Episcopalians advocating for marriage equality say the bishop for the Tennessee diocese is five weeks late on issuing guidelines for same-sex church weddings.
They mailed letters … to Tennessee Bishop John Bauerschmidt and the Episcopal Church's presiding bishop, the Most Rev. Michael Curry, taking issue with the delay and calling on Bauerschmidt to act.
"We are gravely concerned that the decision of the General Convention allowing for same-sex marriage rites to be made available to all members of the church has yet to be implemented in the Diocese of Tennessee," the Jan. 7 letter addressed to Bauerschmidt states. …
Now, why is Bauerschmidt resisting?
Well, he thought that — as bishop, under long-standing church traditions and doctrines — he was in charge of worship and sacraments in his own diocese. It is, after all, called the Episcopal Church. And doctrinal conservatives had been handed “conscience” çlauses protecting their rights and beliefs. Remember? But things have changed:
In July, the General Convention, the Episcopal Church's governing body, removed restrictions on same-sex weddings, making it so couples can marry in their home churches. The new measure, known as Resolution B012, went into effect in early December.
At the time, the General Convention, acknowledging the differing views on marriage in the denomination, left it up to each bishop to decide whether clergy could officiate same-sex church weddings in their geographical regions of the Episcopal Church. Ninety-three bishops permitted the weddings, but eight, including Bauerschmidt, did not.
This summer the General Convention passed Resolution B012, which essentially overruled those local decisions and gave same-sex couples the opportunity to wed where they worship.

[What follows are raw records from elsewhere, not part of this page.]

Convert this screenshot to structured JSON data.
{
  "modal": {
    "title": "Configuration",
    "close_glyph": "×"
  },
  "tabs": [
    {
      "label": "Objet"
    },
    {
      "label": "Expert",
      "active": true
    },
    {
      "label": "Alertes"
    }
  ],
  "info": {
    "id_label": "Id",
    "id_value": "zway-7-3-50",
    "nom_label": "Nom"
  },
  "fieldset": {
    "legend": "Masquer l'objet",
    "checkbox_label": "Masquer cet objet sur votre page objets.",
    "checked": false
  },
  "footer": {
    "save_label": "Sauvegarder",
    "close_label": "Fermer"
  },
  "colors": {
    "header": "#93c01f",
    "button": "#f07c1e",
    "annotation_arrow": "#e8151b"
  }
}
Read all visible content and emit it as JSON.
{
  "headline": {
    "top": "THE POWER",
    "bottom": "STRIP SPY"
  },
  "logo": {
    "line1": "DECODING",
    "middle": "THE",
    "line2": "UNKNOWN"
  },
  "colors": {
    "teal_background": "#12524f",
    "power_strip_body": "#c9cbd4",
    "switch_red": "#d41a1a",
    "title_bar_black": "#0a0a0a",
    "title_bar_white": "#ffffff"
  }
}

In other words, this diocesan bishop is no longer the leader of this diocese on these sacramental and doctrinal issues. He is no longer a bishop, really.
Thus, I offer a suggestion to reporters working in St. Louis today: Ask leaders on the United Methodist right if they are following events linked to “conscience” clause promises in the Episcopal Church and other mainline bodies who have proceeded down this path in recent years.
Just ask. I think the answers will be interesting and highly relevant to the voting patterns.
UPDATED: As I have predicted all along, the judicial branch of United Methodist establishment ruled the Traditional Plan unconstitutional. Headline: The Empire Strikes Back.
Then, the conference voted down the One Church Plan, which was brought up in a minority report after it failed yesterday. The growing global church outvoted the declining sectors of the mainline American flock.
As I have said for several years now, the only real question here is whether the United Methodist establishment will fight on and on, even as its votes decline. Establishment could even adopt a Gen. Sherman burns everything plan like the Episcopal Church, spending millions in an attempt to hang on to church properties and assets controlled by conservatives.
The only question, the question reporters have to ask: What will it take for the establishment left to join the right in accepting a charitable, sane set of exit plans for believers and congregations on both sides of this war? Can that be done in St. Louis or do United Methodists have to go through this all over again at general conference after general conference? The growing parts of the international church will only gain votes and no one seriously expects the shrinking — for decades — liberal UMC regions to suddenly explode with growth.